[Website and app data records]
+--
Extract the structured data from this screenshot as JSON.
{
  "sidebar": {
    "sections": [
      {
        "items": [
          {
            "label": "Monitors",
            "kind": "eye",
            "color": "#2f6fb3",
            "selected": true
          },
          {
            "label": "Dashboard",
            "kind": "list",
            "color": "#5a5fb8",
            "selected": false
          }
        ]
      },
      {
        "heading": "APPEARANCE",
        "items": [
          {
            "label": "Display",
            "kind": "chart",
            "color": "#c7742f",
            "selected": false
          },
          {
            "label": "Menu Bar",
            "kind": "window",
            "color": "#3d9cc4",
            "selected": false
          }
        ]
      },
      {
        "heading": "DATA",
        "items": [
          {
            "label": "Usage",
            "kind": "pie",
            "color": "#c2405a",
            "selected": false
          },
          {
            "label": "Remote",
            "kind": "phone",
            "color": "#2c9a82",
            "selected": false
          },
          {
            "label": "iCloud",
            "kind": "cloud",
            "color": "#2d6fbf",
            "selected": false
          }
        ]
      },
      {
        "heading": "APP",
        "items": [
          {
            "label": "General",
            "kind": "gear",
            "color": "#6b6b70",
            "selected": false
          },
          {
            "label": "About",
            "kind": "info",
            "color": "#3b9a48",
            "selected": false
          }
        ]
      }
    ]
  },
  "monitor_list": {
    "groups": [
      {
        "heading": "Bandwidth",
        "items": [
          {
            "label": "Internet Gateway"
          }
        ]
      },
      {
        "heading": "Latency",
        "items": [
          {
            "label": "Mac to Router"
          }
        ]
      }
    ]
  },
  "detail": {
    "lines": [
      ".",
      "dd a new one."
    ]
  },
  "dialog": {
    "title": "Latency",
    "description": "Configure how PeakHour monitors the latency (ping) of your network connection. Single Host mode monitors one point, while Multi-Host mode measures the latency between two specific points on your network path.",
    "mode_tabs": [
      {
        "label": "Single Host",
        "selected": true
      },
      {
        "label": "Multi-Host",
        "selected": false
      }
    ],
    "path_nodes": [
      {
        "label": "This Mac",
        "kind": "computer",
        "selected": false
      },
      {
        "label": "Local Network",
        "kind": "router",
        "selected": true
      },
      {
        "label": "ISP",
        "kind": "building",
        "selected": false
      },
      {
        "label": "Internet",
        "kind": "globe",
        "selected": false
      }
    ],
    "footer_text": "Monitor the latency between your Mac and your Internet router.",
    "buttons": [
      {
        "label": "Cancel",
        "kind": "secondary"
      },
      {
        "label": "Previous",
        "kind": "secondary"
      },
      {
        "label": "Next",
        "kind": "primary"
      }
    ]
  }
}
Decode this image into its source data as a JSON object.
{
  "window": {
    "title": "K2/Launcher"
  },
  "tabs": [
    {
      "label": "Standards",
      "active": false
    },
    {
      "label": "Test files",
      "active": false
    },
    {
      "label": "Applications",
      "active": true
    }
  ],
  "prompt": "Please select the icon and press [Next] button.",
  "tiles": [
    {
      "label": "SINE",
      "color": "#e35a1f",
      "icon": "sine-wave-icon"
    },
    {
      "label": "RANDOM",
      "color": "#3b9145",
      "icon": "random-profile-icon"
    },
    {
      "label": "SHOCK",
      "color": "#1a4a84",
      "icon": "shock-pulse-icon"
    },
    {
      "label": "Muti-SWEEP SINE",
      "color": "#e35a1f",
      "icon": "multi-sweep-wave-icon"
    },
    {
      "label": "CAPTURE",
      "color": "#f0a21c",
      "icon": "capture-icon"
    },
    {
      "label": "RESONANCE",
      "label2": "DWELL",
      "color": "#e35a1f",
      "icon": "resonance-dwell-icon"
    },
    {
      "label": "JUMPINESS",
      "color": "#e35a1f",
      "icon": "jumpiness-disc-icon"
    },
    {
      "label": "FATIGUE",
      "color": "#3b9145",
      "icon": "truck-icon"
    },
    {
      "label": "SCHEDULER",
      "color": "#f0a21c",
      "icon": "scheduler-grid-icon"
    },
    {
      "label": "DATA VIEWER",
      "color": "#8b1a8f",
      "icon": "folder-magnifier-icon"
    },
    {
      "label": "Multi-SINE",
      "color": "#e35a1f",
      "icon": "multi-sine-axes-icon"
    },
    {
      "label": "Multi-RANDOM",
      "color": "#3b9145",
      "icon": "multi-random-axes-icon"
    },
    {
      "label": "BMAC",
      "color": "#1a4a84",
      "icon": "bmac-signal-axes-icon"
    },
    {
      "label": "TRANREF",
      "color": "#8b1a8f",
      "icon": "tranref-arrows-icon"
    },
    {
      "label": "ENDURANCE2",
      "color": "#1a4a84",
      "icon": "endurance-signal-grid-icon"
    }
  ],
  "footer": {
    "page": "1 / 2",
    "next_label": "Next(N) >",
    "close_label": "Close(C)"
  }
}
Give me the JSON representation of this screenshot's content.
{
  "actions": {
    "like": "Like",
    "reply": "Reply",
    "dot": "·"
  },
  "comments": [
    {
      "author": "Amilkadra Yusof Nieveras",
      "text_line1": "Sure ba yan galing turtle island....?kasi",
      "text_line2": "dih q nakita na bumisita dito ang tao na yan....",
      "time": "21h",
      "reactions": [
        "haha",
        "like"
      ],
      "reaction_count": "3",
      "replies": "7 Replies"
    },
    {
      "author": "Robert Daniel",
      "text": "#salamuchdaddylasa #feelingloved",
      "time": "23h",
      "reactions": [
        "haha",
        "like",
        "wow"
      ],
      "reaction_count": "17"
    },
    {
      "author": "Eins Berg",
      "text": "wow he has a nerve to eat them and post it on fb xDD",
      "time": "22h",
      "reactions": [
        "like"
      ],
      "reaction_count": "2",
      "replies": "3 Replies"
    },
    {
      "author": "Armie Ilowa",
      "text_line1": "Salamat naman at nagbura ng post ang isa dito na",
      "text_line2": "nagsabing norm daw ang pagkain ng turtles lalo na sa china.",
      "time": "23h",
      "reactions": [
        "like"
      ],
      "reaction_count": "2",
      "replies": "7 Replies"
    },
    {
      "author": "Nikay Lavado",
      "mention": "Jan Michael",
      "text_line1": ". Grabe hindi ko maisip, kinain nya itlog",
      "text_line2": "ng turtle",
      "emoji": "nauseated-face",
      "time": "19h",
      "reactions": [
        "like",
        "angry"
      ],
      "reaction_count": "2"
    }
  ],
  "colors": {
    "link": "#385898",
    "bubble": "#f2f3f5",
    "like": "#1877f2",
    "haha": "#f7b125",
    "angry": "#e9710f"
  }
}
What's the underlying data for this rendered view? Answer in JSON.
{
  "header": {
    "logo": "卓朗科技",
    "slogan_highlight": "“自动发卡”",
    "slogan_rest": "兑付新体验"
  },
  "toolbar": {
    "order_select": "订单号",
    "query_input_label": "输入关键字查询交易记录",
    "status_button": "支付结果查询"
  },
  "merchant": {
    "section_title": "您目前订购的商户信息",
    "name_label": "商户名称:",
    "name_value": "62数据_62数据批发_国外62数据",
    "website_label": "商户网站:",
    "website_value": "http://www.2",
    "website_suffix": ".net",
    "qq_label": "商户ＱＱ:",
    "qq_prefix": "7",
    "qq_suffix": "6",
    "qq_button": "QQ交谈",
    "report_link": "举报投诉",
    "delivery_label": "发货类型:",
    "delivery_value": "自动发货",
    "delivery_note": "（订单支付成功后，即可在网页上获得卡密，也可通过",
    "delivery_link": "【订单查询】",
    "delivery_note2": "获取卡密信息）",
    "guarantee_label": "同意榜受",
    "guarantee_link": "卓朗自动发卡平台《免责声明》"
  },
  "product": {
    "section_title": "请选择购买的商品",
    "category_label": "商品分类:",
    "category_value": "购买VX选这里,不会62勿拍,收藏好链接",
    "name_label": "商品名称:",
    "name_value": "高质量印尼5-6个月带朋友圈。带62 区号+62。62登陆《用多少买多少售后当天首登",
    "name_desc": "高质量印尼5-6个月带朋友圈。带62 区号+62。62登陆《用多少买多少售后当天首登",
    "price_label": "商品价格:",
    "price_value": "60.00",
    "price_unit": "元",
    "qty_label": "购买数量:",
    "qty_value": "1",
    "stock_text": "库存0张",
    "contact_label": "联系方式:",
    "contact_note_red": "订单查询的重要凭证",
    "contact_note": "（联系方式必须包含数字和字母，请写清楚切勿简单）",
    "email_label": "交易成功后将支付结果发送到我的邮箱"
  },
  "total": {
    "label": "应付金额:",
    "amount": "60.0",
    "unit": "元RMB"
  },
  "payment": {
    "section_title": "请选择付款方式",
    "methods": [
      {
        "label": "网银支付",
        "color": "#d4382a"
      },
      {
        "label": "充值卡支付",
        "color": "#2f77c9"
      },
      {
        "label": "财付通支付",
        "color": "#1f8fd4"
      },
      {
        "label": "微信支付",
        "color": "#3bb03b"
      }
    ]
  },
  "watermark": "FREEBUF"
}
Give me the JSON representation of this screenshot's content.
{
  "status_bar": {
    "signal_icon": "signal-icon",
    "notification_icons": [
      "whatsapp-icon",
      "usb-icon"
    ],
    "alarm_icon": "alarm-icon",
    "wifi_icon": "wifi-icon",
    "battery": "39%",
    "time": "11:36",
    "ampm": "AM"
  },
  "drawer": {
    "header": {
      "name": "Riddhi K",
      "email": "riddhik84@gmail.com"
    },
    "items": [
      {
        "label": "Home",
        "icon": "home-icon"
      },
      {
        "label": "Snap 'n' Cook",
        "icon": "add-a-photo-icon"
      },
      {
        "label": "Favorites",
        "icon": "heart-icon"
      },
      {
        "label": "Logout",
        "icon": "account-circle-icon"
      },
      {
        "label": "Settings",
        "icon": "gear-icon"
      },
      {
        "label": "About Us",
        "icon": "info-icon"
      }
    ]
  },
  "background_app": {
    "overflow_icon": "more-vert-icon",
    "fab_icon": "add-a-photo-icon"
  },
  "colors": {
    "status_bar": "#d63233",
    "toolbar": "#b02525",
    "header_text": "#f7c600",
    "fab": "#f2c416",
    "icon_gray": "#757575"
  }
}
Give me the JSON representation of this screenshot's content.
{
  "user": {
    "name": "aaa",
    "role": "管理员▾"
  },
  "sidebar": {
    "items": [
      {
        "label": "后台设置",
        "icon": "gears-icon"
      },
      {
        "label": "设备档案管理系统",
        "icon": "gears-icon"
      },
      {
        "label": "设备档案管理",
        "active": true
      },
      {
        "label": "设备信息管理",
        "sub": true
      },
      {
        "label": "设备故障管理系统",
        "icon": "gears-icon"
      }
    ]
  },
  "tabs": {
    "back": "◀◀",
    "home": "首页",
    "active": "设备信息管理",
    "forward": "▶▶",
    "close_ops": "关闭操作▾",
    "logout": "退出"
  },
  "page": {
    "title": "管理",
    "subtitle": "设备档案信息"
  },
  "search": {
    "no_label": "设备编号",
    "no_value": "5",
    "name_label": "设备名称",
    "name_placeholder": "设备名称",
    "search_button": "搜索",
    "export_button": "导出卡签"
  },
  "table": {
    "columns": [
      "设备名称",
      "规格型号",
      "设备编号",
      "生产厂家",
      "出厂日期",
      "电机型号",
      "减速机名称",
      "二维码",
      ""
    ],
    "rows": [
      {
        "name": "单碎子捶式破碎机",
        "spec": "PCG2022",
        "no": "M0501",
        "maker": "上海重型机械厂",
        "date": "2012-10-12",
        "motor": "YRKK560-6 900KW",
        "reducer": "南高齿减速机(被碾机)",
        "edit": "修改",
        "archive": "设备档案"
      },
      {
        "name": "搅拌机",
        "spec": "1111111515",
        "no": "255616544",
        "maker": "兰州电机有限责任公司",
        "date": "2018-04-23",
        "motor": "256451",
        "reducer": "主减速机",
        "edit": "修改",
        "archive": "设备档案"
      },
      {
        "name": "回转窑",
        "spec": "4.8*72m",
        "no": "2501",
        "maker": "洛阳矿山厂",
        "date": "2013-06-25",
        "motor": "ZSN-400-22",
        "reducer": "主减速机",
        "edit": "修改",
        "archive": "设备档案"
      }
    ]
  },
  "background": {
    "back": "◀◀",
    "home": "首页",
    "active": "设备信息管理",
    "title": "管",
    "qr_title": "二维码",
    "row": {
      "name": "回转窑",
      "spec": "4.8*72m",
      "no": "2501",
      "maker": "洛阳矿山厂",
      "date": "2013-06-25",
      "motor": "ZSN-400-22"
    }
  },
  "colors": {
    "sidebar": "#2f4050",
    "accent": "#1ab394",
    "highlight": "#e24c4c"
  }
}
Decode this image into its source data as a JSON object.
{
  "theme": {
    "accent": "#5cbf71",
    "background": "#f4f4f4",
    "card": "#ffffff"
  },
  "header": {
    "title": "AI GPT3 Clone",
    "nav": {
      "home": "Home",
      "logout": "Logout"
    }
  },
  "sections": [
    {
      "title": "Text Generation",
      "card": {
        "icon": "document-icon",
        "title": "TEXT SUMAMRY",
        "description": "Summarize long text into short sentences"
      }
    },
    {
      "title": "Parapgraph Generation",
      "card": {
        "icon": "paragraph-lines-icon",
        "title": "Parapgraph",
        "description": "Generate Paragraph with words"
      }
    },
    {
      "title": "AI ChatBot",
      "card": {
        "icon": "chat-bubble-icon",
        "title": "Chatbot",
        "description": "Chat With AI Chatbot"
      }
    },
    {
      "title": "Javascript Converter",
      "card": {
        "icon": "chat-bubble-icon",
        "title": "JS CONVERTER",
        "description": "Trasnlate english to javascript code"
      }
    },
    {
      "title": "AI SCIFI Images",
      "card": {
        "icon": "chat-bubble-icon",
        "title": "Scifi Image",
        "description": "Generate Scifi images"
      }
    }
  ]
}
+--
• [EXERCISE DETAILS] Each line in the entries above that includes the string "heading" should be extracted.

• [RESPONSE TO THIS TASK]
        "heading": "APPEARANCE",
        "heading": "DATA",
        "heading": "APP",
        "heading": "Bandwidth",
        "heading": "Latency",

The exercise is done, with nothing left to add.